Why are goals critically important to your project's success? Your goals will shape your book's content, its audience, its cover, its form, its interior design, its price, its market, everything. If you don't have a goal, you don't have a book. Or, rather, you can have a book but it's going to be an expensive hodge podge of text and pictures. Goals also help insure everyone is on the same page and that the entire team is working towards one objective. The author needs to understand the goal as much as each individual editor. It's going to be the first thing you need to tell each member or your team and its going to be critical for all your marketing efforts. Don't think you have a goal but know how you want to market your book? Tell me about that -- because sometimes that helps me understand what you're trying to accomplish self-publishing a book. However, if you're an editor or project manager and say to us "I don't know what they want to do with the books when they're done". Whoa, Nellie.

Self-publishing is a great endeavor -- and what's wonderful about it is how it opens up whole new avenues to authors to publish books for such a wide variety of reasons. But what just makes me want to cry is when I see companies allocate huge budgets to book projects that seem to just be a vanity gig -- or a pet project someone has sold them on -- and they don't have any idea what they're actually going to *do* with the books, or why they're doing them. They become expensive mistakes and put them off ever wanting to a book project again, when a properly focused book could actually be a huge help to them. So, set your goals. Ask. If you're an editor or freelance project manager, find out. But give it some thought, and know it's probably going to be one of the first questions I ask. You're going to increase your chances of publishing a successful project and you'll love us for making you look good.

Monday, February 06, 2006

Airport Ghost Town

I had the opportunity of being one of the few people not able to watch the Super Bowl last night. Instead, I was on a plane returning from New Mexico (where I'd been attending a publishing marketing conference -- more on that later). I had a lay-over in Minneapolis during the first half of the game, and it was an eerie feeling walking through a nearly deserted major airport at 6:30 on a Sunday evening. All of the fast food areas and waiting areas were empty. In fact, everywhere except the waiting areas with a television, or the bars with a television was empty.

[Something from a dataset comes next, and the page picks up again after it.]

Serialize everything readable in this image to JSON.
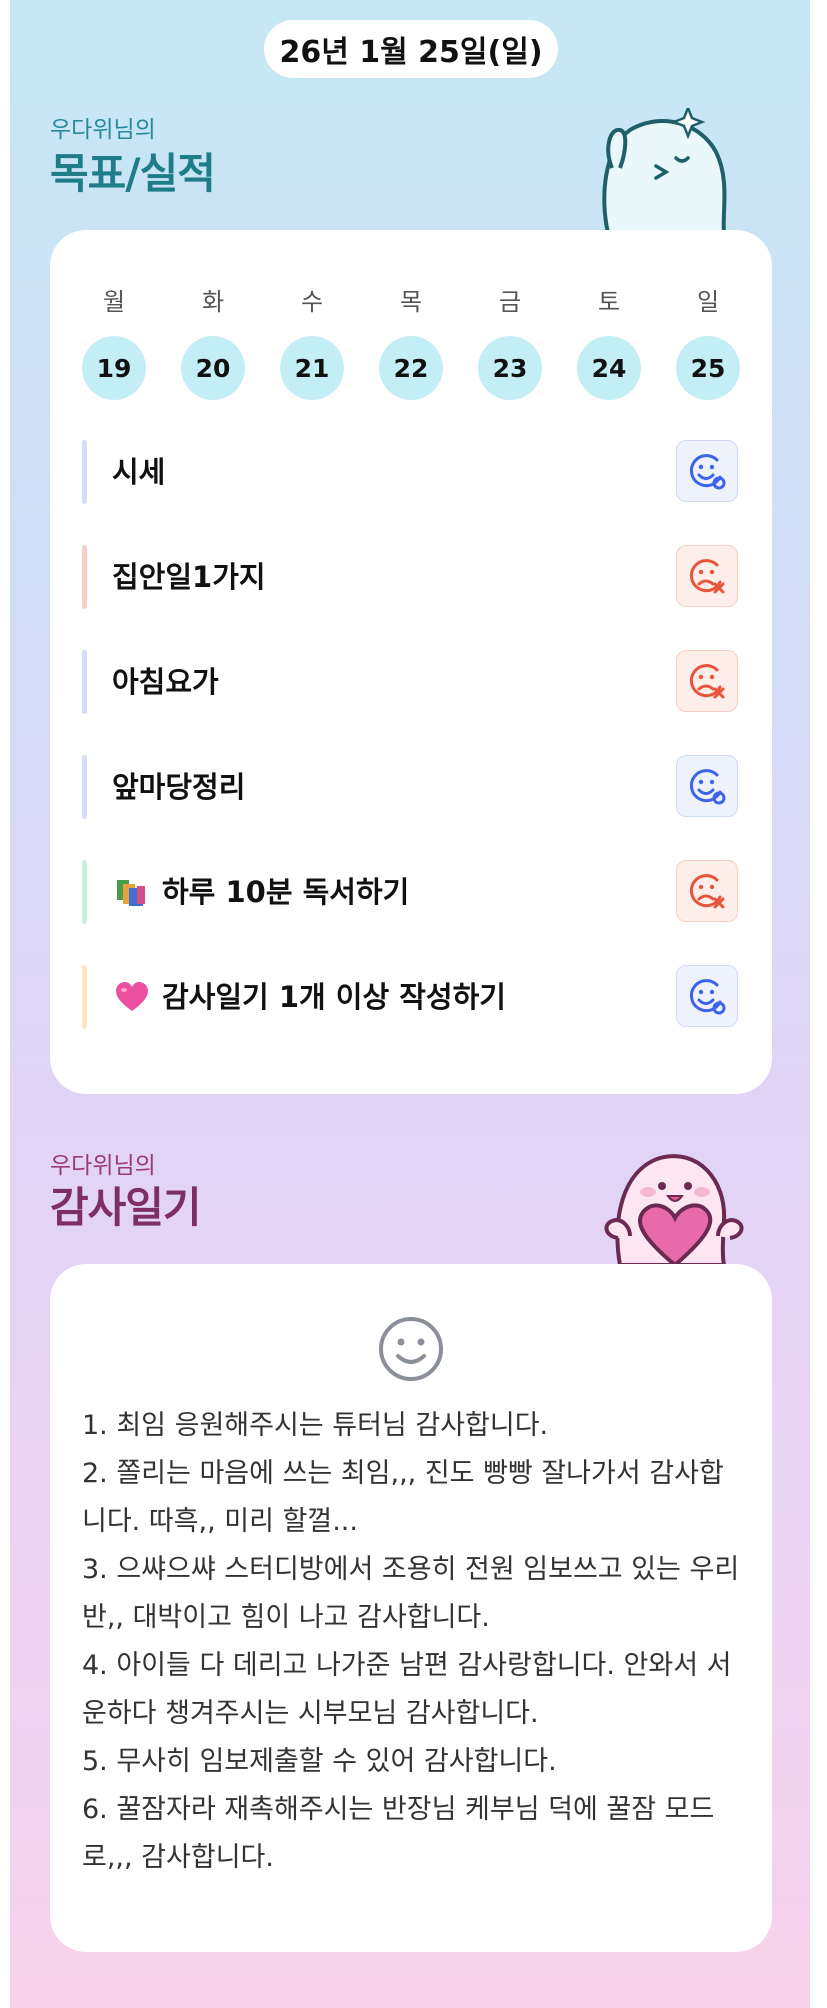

People were crammed into the few areas that had the game on, and everyone was tuned in. It was the same odd sensation as walking through an airport at 1 am, or walking through the streets of a European city while that country's team is playing in the European Cup soccer championship game! It was nice seeing that everyone was focused on the TV and it wasn't some news coverage of some terrible disaster. Nothing to bring everyone together like the Super Bowl.

Loving the Work Life

As I've adjusted my work style away from the day-to-day corporate rigidity, I'm really coming to appreciate the ups-and-downs of entrepreneurial life. Last week, we were so busy with meetings, and proposals, I worked 70 hours just jumping from deadline to deadline. This week is a bit more relaxed. After several hectic days, last Friday morning's New Economy New Rules seminar was the first hour I had to just sit and process some data. I'm sure the woman next to me thought I was furiously scribbling notes on the telecommunications deregulation panel, but in reality I was downloading thoughts and ideas from our week of meetings, follow-ups, and book concepts. Unlike class in college when you couldn't zone out (but wanted to), this was really liberating. I processed unrelated information with no threat of reprisal (except embarrassment when I had to admit I wasn't paying attention) and let my mind wander and think and operate on that wonderful creative plane that let's you generate ideas without limits. I took five pages of notes!

I still have absolutely no idea what's going on with the details of telecommunications deregulation in Indiana, but it was a very valuable session.

Friday, February 03, 2006

Crazy Week -- and Media Mentions

It's been a crazy week. Lots of proposals, meetings, and deadlines. Plus, we were in Publisher's Weekly this week! It's nice to have folks recognize our new model and share our excitement.